• EXERCISE REQUIREMENTS
Since the entries below must stay intact, return each one exactly.

• • • •

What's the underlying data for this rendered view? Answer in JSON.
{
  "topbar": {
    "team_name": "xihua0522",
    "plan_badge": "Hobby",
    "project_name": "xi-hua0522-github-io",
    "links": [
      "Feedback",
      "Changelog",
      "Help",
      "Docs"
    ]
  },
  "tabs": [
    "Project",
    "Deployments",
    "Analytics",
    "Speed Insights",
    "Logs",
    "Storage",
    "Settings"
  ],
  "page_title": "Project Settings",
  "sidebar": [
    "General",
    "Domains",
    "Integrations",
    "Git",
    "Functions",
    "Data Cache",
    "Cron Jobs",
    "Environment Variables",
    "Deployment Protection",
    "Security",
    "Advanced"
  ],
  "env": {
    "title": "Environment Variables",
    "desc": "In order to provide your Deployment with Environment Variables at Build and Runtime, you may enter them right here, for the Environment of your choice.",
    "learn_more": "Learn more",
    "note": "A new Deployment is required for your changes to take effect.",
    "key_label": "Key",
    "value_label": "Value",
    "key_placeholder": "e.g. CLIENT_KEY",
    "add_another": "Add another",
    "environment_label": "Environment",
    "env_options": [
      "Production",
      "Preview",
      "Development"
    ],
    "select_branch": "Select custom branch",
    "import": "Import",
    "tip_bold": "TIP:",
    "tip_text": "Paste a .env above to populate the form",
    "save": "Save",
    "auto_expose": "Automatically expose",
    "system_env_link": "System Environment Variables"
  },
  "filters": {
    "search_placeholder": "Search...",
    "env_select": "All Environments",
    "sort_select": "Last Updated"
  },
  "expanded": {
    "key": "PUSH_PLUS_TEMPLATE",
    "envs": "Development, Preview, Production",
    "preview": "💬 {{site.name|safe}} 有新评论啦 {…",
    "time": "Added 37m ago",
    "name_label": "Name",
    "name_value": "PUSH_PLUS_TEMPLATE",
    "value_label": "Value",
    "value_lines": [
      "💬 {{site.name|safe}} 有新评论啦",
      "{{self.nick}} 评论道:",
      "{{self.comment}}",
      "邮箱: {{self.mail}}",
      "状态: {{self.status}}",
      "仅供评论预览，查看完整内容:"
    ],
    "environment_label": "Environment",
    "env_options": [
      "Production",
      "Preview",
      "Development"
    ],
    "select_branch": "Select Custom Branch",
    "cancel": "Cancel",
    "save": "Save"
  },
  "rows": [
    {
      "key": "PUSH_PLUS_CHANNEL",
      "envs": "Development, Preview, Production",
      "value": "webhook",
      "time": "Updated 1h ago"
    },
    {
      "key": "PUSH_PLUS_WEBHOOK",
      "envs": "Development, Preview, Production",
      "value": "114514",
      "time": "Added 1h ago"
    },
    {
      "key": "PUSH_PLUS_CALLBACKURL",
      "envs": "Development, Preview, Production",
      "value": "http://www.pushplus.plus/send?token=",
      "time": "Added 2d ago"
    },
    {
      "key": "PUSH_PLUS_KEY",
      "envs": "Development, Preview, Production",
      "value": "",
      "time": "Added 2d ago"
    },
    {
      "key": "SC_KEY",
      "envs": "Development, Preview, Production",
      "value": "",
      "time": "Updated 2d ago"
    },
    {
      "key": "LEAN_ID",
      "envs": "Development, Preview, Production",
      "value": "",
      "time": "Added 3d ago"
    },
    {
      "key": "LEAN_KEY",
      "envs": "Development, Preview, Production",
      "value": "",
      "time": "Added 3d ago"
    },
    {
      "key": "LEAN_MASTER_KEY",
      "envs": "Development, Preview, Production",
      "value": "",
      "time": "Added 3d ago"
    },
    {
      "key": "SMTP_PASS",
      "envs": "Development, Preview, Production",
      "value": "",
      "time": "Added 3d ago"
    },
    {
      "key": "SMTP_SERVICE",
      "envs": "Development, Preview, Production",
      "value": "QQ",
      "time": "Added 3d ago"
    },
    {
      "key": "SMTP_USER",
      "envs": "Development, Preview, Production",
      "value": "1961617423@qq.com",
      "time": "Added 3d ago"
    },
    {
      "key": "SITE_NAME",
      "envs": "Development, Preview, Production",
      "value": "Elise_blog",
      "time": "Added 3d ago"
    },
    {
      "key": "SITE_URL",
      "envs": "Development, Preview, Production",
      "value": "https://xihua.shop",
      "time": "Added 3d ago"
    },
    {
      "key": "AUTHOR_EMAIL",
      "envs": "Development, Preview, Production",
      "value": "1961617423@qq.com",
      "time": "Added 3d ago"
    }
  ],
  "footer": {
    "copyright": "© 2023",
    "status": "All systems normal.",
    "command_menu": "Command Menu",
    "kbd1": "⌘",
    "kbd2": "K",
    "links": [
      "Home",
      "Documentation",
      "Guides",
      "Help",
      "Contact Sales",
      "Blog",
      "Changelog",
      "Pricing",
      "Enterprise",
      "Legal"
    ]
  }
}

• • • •

• SOLUTION FOR THIS EXERCISE
What's the underlying data for this rendered view? Answer in JSON.
{
  "topbar": {
    "team_name": "xihua0522",
    "plan_badge": "Hobby",
    "project_name": "xi-hua0522-github-io",
    "links": [
      "Feedback",
      "Changelog",
      "Help",
      "Docs"
    ]
  },
  "tabs": [
    "Project",
    "Deployments",
    "Analytics",
    "Speed Insights",
    "Logs",
    "Storage",
    "Settings"
  ],
  "page_title": "Project Settings",
  "sidebar": [
    "General",
    "Domains",
    "Integrations",
    "Git",
    "Functions",
    "Data Cache",
    "Cron Jobs",
    "Environment Variables",
    "Deployment Protection",
    "Security",
    "Advanced"
  ],
  "env": {
    "title": "Environment Variables",
    "desc": "In order to provide your Deployment with Environment Variables at Build and Runtime, you may enter them right here, for the Environment of your choice.",
    "learn_more": "Learn more",
    "note": "A new Deployment is required for your changes to take effect.",
    "key_label": "Key",
    "value_label": "Value",
    "key_placeholder": "e.g. CLIENT_KEY",
    "add_another": "Add another",
    "environment_label": "Environment",
    "env_options": [
      "Production",
      "Preview",
      "Development"
    ],
    "select_branch": "Select custom branch",
    "import": "Import",
    "tip_bold": "TIP:",
    "tip_text": "Paste a .env above to populate the form",
    "save": "Save",
    "auto_expose": "Automatically expose",
    "system_env_link": "System Environment Variables"
  },
  "filters": {
    "search_placeholder": "Search...",
    "env_select": "All Environments",
    "sort_select": "Last Updated"
  },
  "expanded": {
    "key": "PUSH_PLUS_TEMPLATE",
    "envs": "Development, Preview, Production",
    "preview": "💬 {{site.name|safe}} 有新评论啦 {…",
    "time": "Added 37m ago",
    "name_label": "Name",
    "name_value": "PUSH_PLUS_TEMPLATE",
    "value_label": "Value",
    "value_lines": [
      "💬 {{site.name|safe}} 有新评论啦",
      "{{self.nick}} 评论道:",
      "{{self.comment}}",
      "邮箱: {{self.mail}}",
      "状态: {{self.status}}",
      "仅供评论预览，查看完整内容:"
    ],
    "environment_label": "Environment",
    "env_options": [
      "Production",
      "Preview",
      "Development"
    ],
    "select_branch": "Select Custom Branch",
    "cancel": "Cancel",
    "save": "Save"
  },
  "rows": [
    {
      "key": "PUSH_PLUS_CHANNEL",
      "envs": "Development, Preview, Production",
      "value": "webhook",
      "time": "Updated 1h ago"
    },
    {
      "key": "PUSH_PLUS_WEBHOOK",
      "envs": "Development, Preview, Production",
      "value": "114514",
      "time": "Added 1h ago"
    },
    {
      "key": "PUSH_PLUS_CALLBACKURL",
      "envs": "Development, Preview, Production",
      "value": "http://www.pushplus.plus/send?token=",
      "time": "Added 2d ago"
    },
    {
      "key": "PUSH_PLUS_KEY",
      "envs": "Development, Preview, Production",
      "value": "",
      "time": "Added 2d ago"
    },
    {
      "key": "SC_KEY",
      "envs": "Development, Preview, Production",
      "value": "",
      "time": "Updated 2d ago"
    },
    {
      "key": "LEAN_ID",
      "envs": "Development, Preview, Production",
      "value": "",
      "time": "Added 3d ago"
    },
    {
      "key": "LEAN_KEY",
      "envs": "Development, Preview, Production",
      "value": "",
      "time": "Added 3d ago"
    },
    {
      "key": "LEAN_MASTER_KEY",
      "envs": "Development, Preview, Production",
      "value": "",
      "time": "Added 3d ago"
    },
    {
      "key": "SMTP_PASS",
      "envs": "Development, Preview, Production",
      "value": "",
      "time": "Added 3d ago"
    },
    {
      "key": "SMTP_SERVICE",
      "envs": "Development, Preview, Production",
      "value": "QQ",
      "time": "Added 3d ago"
    },
    {
      "key": "SMTP_USER",
      "envs": "Development, Preview, Production",
      "value": "1961617423@qq.com",
      "time": "Added 3d ago"
    },
    {
      "key": "SITE_NAME",
      "envs": "Development, Preview, Production",
      "value": "Elise_blog",
      "time": "Added 3d ago"
    },
    {
      "key": "SITE_URL",
      "envs": "Development, Preview, Production",
      "value": "https://xihua.shop",
      "time": "Added 3d ago"
    },
    {
      "key": "AUTHOR_EMAIL",
      "envs": "Development, Preview, Production",
      "value": "1961617423@qq.com",
      "time": "Added 3d ago"
    }
  ],
  "footer": {
    "copyright": "© 2023",
    "status": "All systems normal.",
    "command_menu": "Command Menu",
    "kbd1": "⌘",
    "kbd2": "K",
    "links": [
      "Home",
      "Documentation",
      "Guides",
      "Help",
      "Contact Sales",
      "Blog",
      "Changelog",
      "Pricing",
      "Enterprise",
      "Legal"
    ]
  }
}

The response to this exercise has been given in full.